> **Directions for this task**
Could you copy out every line of the data where the word "glyph" occurs?

Dataset records:
:::::

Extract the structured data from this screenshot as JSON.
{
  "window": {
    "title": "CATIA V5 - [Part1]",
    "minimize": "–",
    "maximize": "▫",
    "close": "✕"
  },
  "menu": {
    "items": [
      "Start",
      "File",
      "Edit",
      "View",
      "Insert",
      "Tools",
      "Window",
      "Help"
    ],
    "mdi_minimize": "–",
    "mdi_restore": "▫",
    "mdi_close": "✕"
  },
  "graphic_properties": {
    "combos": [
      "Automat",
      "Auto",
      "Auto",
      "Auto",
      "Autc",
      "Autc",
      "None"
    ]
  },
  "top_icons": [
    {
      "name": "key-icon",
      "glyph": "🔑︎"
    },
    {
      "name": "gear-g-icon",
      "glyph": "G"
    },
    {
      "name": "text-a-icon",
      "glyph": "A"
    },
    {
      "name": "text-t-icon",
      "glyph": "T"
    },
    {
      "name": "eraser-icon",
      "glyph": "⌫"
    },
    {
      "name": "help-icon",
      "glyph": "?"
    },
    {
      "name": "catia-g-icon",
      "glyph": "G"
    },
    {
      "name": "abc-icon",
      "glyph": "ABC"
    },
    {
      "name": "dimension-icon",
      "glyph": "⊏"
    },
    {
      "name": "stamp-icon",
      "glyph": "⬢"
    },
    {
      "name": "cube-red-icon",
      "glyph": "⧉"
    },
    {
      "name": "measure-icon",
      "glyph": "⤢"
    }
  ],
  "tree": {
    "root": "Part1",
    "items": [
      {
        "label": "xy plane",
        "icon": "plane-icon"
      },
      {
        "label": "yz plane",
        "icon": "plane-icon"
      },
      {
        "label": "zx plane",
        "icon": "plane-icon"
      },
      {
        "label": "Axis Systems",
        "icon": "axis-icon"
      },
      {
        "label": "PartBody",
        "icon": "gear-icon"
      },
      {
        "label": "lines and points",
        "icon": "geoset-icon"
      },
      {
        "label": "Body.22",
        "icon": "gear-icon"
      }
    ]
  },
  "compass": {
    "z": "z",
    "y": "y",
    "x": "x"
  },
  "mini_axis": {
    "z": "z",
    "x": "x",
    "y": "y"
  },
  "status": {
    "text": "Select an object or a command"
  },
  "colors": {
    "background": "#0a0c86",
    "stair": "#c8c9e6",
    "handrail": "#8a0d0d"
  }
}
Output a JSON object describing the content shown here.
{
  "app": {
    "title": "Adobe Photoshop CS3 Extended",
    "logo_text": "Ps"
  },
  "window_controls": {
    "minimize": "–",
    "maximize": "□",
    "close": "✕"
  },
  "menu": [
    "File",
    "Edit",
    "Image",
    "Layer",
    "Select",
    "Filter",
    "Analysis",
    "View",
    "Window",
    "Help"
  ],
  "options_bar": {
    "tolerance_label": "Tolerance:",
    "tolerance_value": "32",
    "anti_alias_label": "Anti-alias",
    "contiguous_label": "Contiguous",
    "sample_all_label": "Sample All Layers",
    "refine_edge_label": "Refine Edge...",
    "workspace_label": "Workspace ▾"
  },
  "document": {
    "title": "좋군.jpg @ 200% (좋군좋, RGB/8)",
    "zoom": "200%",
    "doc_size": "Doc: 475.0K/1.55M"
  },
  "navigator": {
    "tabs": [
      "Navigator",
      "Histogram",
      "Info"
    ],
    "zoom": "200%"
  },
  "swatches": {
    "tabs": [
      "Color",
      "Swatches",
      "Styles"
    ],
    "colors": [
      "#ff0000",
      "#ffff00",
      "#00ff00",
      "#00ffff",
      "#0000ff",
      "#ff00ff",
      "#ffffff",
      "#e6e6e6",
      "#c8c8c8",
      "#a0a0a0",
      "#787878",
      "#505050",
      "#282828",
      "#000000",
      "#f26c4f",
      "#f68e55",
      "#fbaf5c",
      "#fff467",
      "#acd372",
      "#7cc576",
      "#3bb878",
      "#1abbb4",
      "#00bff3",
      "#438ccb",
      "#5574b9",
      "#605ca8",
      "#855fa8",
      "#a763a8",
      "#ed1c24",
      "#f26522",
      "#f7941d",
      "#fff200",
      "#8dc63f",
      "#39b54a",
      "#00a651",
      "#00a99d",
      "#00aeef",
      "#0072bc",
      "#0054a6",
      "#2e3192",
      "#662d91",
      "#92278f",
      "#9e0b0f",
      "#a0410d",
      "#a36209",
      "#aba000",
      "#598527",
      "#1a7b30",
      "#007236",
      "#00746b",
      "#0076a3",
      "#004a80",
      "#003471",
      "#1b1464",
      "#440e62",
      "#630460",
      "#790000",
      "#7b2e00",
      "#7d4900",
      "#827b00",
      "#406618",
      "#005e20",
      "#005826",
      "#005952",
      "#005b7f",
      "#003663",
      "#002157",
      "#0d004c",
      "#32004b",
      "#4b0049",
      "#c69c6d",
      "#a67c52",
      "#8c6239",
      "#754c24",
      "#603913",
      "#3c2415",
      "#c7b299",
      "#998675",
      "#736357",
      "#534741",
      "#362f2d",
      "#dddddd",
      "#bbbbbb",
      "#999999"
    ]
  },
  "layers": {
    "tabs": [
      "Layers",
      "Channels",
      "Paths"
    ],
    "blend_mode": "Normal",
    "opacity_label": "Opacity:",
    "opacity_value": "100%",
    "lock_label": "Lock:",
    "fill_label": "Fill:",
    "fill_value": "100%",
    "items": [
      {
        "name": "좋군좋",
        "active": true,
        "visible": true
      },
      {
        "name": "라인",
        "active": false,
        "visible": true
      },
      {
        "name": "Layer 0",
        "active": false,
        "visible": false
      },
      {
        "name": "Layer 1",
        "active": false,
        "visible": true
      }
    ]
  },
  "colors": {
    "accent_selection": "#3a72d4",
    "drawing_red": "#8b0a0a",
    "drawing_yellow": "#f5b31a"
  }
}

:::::

> **Exercise response**
      "glyph": "🔑︎"
      "glyph": "G"
      "glyph": "A"
      "glyph": "T"
      "glyph": "⌫"
      "glyph": "?"
      "glyph": "G"
      "glyph": "ABC"
      "glyph": "⊏"
      "glyph": "⬢"
      "glyph": "⧉"
      "glyph": "⤢"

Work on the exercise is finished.